» **Work task**: A word-for-word copy of the entries is needed, and it should contain no images.

» **Data shown**:
▬▬▬

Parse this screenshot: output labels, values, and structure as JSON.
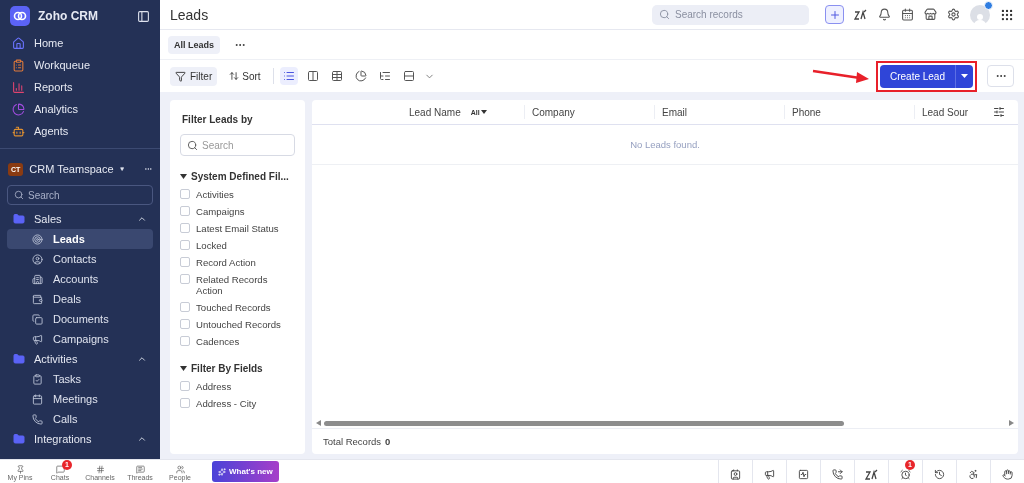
{
  "app": {
    "name": "Zoho CRM"
  },
  "sidebar": {
    "nav": [
      {
        "label": "Home",
        "kind": "home",
        "selected": false
      },
      {
        "label": "Workqueue",
        "kind": "queue",
        "selected": false
      },
      {
        "label": "Reports",
        "kind": "reports",
        "selected": false
      },
      {
        "label": "Analytics",
        "kind": "analytics",
        "selected": false
      },
      {
        "label": "Agents",
        "kind": "agents",
        "selected": false
      }
    ],
    "teamspace": {
      "badge": "CT",
      "name": "CRM Teamspace"
    },
    "search": {
      "placeholder": "Search"
    },
    "groups": [
      {
        "label": "Sales",
        "expanded": true,
        "children": [
          {
            "label": "Leads",
            "kind": "target",
            "selected": true
          },
          {
            "label": "Contacts",
            "kind": "contact",
            "selected": false
          },
          {
            "label": "Accounts",
            "kind": "building",
            "selected": false
          },
          {
            "label": "Deals",
            "kind": "wallet",
            "selected": false
          },
          {
            "label": "Documents",
            "kind": "docs",
            "selected": false
          },
          {
            "label": "Campaigns",
            "kind": "megaphone",
            "selected": false
          }
        ]
      },
      {
        "label": "Activities",
        "expanded": true,
        "children": [
          {
            "label": "Tasks",
            "kind": "task",
            "selected": false
          },
          {
            "label": "Meetings",
            "kind": "calendar",
            "selected": false
          },
          {
            "label": "Calls",
            "kind": "phone",
            "selected": false
          }
        ]
      },
      {
        "label": "Integrations",
        "expanded": true
      }
    ]
  },
  "header": {
    "title": "Leads",
    "search": {
      "placeholder": "Search records"
    }
  },
  "views": [
    {
      "label": "All Leads",
      "selected": true
    }
  ],
  "toolbar": {
    "filter": {
      "label": "Filter",
      "on": true
    },
    "sort": "Sort",
    "view_modes": [
      {
        "kind": "list",
        "selected": true
      },
      {
        "kind": "kanban",
        "selected": false
      },
      {
        "kind": "table",
        "selected": false
      },
      {
        "kind": "chart",
        "selected": false
      },
      {
        "kind": "tree",
        "selected": false
      },
      {
        "kind": "rows",
        "selected": false
      }
    ],
    "create_button": "Create Lead"
  },
  "filter_panel": {
    "title": "Filter Leads by",
    "search": {
      "placeholder": "Search"
    },
    "sections": [
      {
        "title": "System Defined Fil...",
        "expanded": true,
        "items": [
          {
            "label": "Activities",
            "checked": false
          },
          {
            "label": "Campaigns",
            "checked": false
          },
          {
            "label": "Latest Email Status",
            "checked": false
          },
          {
            "label": "Locked",
            "checked": false
          },
          {
            "label": "Record Action",
            "checked": false
          },
          {
            "label": "Related Records Action",
            "checked": false
          },
          {
            "label": "Touched Records",
            "checked": false
          },
          {
            "label": "Untouched Records",
            "checked": false
          },
          {
            "label": "Cadences",
            "checked": false
          }
        ]
      },
      {
        "title": "Filter By Fields",
        "expanded": true,
        "items": [
          {
            "label": "Address",
            "checked": false
          },
          {
            "label": "Address - City",
            "checked": false
          }
        ]
      }
    ]
  },
  "table": {
    "columns": [
      {
        "label": "Lead Name",
        "filter": "All"
      },
      {
        "label": "Company"
      },
      {
        "label": "Email"
      },
      {
        "label": "Phone"
      },
      {
        "label": "Lead Sour"
      }
    ],
    "empty_message": "No Leads found.",
    "total_label": "Total Records",
    "total": "0"
  },
  "bottom_bar": {
    "tabs": [
      {
        "label": "My Pins",
        "kind": "pin"
      },
      {
        "label": "Chats",
        "kind": "chat",
        "badge": "1"
      },
      {
        "label": "Channels",
        "kind": "channel"
      },
      {
        "label": "Threads",
        "kind": "thread"
      },
      {
        "label": "People",
        "kind": "people"
      }
    ],
    "whats_new": "What's new",
    "tools": [
      {
        "kind": "card"
      },
      {
        "kind": "megaphone"
      },
      {
        "kind": "activity"
      },
      {
        "kind": "forward"
      },
      {
        "kind": "zigzag"
      },
      {
        "kind": "alarm",
        "badge": "1"
      },
      {
        "kind": "history"
      },
      {
        "kind": "accessibility"
      },
      {
        "kind": "hand"
      }
    ]
  }
}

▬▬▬

» **Solution to this exercise**:
Parse this screenshot: output labels, values, and structure as JSON.
{
  "app": {
    "name": "Zoho CRM"
  },
  "sidebar": {
    "nav": [
      {
        "label": "Home",
        "kind": "home",
        "selected": false
      },
      {
        "label": "Workqueue",
        "kind": "queue",
        "selected": false
      },
      {
        "label": "Reports",
        "kind": "reports",
        "selected": false
      },
      {
        "label": "Analytics",
        "kind": "analytics",
        "selected": false
      },
      {
        "label": "Agents",
        "kind": "agents",
        "selected": false
      }
    ],
    "teamspace": {
      "badge": "CT",
      "name": "CRM Teamspace"
    },
    "search": {
      "placeholder": "Search"
    },
    "groups": [
      {
        "label": "Sales",
        "expanded": true,
        "children": [
          {
            "label": "Leads",
            "kind": "target",
            "selected": true
          },
          {
            "label": "Contacts",
            "kind": "contact",
            "selected": false
          },
          {
            "label": "Accounts",
            "kind": "building",
            "selected": false
          },
          {
            "label": "Deals",
            "kind": "wallet",
            "selected": false
          },
          {
            "label": "Documents",
            "kind": "docs",
            "selected": false
          },
          {
            "label": "Campaigns",
            "kind": "megaphone",
            "selected": false
          }
        ]
      },
      {
        "label": "Activities",
        "expanded": true,
        "children": [
          {
            "label": "Tasks",
            "kind": "task",
            "selected": false
          },
          {
            "label": "Meetings",
            "kind": "calendar",
            "selected": false
          },
          {
            "label": "Calls",
            "kind": "phone",
            "selected": false
          }
        ]
      },
      {
        "label": "Integrations",
        "expanded": true
      }
    ]
  },
  "header": {
    "title": "Leads",
    "search": {
      "placeholder": "Search records"
    }
  },
  "views": [
    {
      "label": "All Leads",
      "selected": true
    }
  ],
  "toolbar": {
    "filter": {
      "label": "Filter",
      "on": true
    },
    "sort": "Sort",
    "view_modes": [
      {
        "kind": "list",
        "selected": true
      },
      {
        "kind": "kanban",
        "selected": false
      },
      {
        "kind": "table",
        "selected": false
      },
      {
        "kind": "chart",
        "selected": false
      },
      {
        "kind": "tree",
        "selected": false
      },
      {
        "kind": "rows",
        "selected": false
      }
    ],
    "create_button": "Create Lead"
  },
  "filter_panel": {
    "title": "Filter Leads by",
    "search": {
      "placeholder": "Search"
    },
    "sections": [
      {
        "title": "System Defined Fil...",
        "expanded": true,
        "items": [
          {
            "label": "Activities",
            "checked": false
          },
          {
            "label": "Campaigns",
            "checked": false
          },
          {
            "label": "Latest Email Status",
            "checked": false
          },
          {
            "label": "Locked",
            "checked": false
          },
          {
            "label": "Record Action",
            "checked": false
          },
          {
            "label": "Related Records Action",
            "checked": false
          },
          {
            "label": "Touched Records",
            "checked": false
          },
          {
            "label": "Untouched Records",
            "checked": false
          },
          {
            "label": "Cadences",
            "checked": false
          }
        ]
      },
      {
        "title": "Filter By Fields",
        "expanded": true,
        "items": [
          {
            "label": "Address",
            "checked": false
          },
          {
            "label": "Address - City",
            "checked": false
          }
        ]
      }
    ]
  },
  "table": {
    "columns": [
      {
        "label": "Lead Name",
        "filter": "All"
      },
      {
        "label": "Company"
      },
      {
        "label": "Email"
      },
      {
        "label": "Phone"
      },
      {
        "label": "Lead Sour"
      }
    ],
    "empty_message": "No Leads found.",
    "total_label": "Total Records",
    "total": "0"
  },
  "bottom_bar": {
    "tabs": [
      {
        "label": "My Pins",
        "kind": "pin"
      },
      {
        "label": "Chats",
        "kind": "chat",
        "badge": "1"
      },
      {
        "label": "Channels",
        "kind": "channel"
      },
      {
        "label": "Threads",
        "kind": "thread"
      },
      {
        "label": "People",
        "kind": "people"
      }
    ],
    "whats_new": "What's new",
    "tools": [
      {
        "kind": "card"
      },
      {
        "kind": "megaphone"
      },
      {
        "kind": "activity"
      },
      {
        "kind": "forward"
      },
      {
        "kind": "zigzag"
      },
      {
        "kind": "alarm",
        "badge": "1"
      },
      {
        "kind": "history"
      },
      {
        "kind": "accessibility"
      },
      {
        "kind": "hand"
      }
    ]
  }
}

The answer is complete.